Editorial A few years ago I wrote on OSNews several articles (1,2) about workstations. After three years I had to stop, because there were no workstations left on the market, they became legacy and were not sold any more. Now with the rise of mobile devices with touchscreen and wireless network connectivity virtually everywhere, the question becomes valid, what will happen with the desktop computers, are they still needed, or will they follow the workstations on their way to computer museums?
Thread beginning with comment 417416
To read all comments associated with this story, please click here.
Where did workstations go exactly?
by 3kirt on Tue 6th Apr 2010 22:16 UTC
3kirt
Member since:
2005-07-06

I'm pretty sure people all over the world continue to use high end computers at work to do coding, CAD, etc. Maybe vendors stopped calling these computers "workstations", but I don't think they went anywhere.

I have a laptop and use it when i'm away from the house, but if I have the option I use my desktop. I like my Das Keyboard, MX revolution, and 23" monitor thank you very much. You'll pry my desktop from my cold, dead hands.

Reply Score: 6

nt_jerkface Member since:
2009-08-26

Yea but you can plug those devices into a notebook.

I used to switch between desktop and notebook but I got sick of maintaining two workspaces.

Reply Parent Score: 2

tyrione Member since:
2005-11-21

Yea but you can plug those devices into a notebook.

I used to switch between desktop and notebook but I got sick of maintaining two workspaces.


Really? You've got Workstation class Xeon or Opteron CPUs in your laptop? You've got Quadro or Tesla GPGPUs from Nvidia, or ATi FirePro/FireGL or AMD Firestream GPGPUs inside your laptop?

You've got 2 or 4 socket motherboards for your laptop?

Reply Parent Score: 2

3kirt Member since:
2005-07-06

I want different things from a laptop and a desktop. My laptop is a 13" acer timeline that has great battery life and is light and thin so it isn't a hassle to carry around with me.

While I like my laptop, it is inferior in terms of performance to my 3 year old desktop. I wouldn't want to buy a laptop that could replace my desktop because it would suffer from all the problems that plague systems that try to cram powerful components in a tiny space.(heat, noise, weight, etc)

I don't think it makes sense to buy a loud, heavy, overheating, but powerful laptop that's going to cost many times more than an equivalent desktop that runs quiet and cool. Especially if the laptop never leaves the desk, which I've found is the case with many people that buy "desktop replacements".
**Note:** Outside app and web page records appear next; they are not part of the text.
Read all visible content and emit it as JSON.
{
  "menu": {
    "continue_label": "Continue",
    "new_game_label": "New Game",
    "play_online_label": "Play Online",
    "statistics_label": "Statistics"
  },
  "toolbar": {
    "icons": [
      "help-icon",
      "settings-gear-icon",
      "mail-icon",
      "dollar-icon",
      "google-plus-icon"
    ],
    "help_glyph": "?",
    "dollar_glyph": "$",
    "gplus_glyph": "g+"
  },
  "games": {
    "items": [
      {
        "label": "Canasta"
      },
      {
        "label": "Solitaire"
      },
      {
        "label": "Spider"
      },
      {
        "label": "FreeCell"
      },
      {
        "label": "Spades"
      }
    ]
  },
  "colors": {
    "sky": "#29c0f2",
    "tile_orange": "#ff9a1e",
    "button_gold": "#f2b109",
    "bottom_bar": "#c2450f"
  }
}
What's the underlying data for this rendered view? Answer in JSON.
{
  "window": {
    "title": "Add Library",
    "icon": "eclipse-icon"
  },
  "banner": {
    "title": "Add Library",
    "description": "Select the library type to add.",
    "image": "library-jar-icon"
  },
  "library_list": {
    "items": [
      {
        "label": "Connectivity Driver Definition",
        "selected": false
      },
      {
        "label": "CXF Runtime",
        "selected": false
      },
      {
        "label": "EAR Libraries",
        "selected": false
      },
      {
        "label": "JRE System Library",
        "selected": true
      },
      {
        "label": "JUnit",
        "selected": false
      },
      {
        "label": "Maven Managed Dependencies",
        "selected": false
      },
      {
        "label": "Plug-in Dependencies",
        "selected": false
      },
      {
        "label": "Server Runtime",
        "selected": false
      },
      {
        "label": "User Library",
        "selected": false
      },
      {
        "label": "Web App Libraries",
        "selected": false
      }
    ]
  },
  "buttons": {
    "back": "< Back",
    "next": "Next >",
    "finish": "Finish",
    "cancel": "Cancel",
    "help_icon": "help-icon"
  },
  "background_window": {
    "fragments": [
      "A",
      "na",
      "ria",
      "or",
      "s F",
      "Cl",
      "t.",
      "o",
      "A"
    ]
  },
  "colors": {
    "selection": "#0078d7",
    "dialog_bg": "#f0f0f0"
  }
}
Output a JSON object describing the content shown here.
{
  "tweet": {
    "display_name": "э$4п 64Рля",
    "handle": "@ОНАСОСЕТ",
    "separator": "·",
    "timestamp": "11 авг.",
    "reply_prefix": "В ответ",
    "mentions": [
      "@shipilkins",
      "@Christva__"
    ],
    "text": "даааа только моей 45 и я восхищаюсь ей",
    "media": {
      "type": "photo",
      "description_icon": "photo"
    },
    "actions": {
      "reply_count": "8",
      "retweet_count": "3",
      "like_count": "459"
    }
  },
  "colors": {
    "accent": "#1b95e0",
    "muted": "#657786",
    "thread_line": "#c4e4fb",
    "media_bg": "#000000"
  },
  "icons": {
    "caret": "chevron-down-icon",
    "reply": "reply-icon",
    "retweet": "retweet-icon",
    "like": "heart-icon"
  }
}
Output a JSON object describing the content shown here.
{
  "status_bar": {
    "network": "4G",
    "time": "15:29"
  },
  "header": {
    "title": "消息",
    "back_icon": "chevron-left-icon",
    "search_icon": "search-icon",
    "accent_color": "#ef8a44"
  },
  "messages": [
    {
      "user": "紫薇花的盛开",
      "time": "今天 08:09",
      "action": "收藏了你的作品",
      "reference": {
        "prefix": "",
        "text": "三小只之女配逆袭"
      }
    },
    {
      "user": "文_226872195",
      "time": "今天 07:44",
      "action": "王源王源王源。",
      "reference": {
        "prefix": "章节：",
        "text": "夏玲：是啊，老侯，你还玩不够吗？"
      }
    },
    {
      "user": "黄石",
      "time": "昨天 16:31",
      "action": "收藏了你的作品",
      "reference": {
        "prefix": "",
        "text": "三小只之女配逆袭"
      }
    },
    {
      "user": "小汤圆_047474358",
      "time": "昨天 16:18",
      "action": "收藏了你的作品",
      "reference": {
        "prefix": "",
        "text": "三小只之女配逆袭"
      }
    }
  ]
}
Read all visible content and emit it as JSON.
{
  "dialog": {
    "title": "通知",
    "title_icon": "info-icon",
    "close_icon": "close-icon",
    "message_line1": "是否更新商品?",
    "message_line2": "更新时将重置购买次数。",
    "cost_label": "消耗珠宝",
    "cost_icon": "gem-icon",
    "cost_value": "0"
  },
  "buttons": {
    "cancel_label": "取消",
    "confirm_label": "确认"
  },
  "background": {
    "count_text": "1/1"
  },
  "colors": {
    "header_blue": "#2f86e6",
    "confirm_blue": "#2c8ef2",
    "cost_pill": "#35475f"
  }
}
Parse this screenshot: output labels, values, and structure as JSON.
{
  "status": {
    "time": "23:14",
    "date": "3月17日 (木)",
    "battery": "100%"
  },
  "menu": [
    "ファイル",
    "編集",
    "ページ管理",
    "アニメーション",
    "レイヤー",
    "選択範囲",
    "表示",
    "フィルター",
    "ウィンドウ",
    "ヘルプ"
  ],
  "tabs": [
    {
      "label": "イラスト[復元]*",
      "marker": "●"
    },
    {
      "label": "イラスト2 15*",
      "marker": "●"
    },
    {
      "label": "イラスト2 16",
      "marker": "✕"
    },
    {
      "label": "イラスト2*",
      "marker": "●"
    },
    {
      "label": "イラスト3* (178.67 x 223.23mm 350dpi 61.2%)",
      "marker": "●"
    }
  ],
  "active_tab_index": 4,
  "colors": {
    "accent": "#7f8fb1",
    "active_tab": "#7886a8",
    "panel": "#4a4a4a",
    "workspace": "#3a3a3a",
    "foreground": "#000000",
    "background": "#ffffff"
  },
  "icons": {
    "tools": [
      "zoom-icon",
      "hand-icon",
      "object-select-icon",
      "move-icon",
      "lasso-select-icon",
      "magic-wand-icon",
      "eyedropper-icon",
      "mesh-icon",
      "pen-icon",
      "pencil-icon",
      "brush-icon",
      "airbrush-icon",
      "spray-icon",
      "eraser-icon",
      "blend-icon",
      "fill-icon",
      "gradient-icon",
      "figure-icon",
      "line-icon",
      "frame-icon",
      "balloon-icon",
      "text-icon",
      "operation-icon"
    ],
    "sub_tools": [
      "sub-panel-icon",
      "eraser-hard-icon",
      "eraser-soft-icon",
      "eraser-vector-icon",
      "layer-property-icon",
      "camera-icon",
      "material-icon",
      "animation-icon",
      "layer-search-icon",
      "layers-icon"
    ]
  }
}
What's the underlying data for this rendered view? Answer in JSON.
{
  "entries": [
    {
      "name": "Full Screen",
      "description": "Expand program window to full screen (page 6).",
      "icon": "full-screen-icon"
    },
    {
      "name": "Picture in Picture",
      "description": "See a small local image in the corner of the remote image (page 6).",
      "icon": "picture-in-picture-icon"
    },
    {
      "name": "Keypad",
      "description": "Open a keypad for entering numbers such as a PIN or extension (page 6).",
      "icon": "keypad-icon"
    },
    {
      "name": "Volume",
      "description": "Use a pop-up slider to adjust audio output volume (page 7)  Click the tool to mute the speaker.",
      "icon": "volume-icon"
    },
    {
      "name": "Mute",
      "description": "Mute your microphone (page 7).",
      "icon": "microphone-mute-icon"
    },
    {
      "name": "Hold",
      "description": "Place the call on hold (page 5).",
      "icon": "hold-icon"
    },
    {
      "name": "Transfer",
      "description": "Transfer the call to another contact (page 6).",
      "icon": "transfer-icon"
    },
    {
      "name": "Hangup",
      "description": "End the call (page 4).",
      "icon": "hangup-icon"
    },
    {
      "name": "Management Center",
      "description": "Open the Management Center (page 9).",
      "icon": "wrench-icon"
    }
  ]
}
But I suppose laptops just look sexier in the store..

Reply Parent Score: 2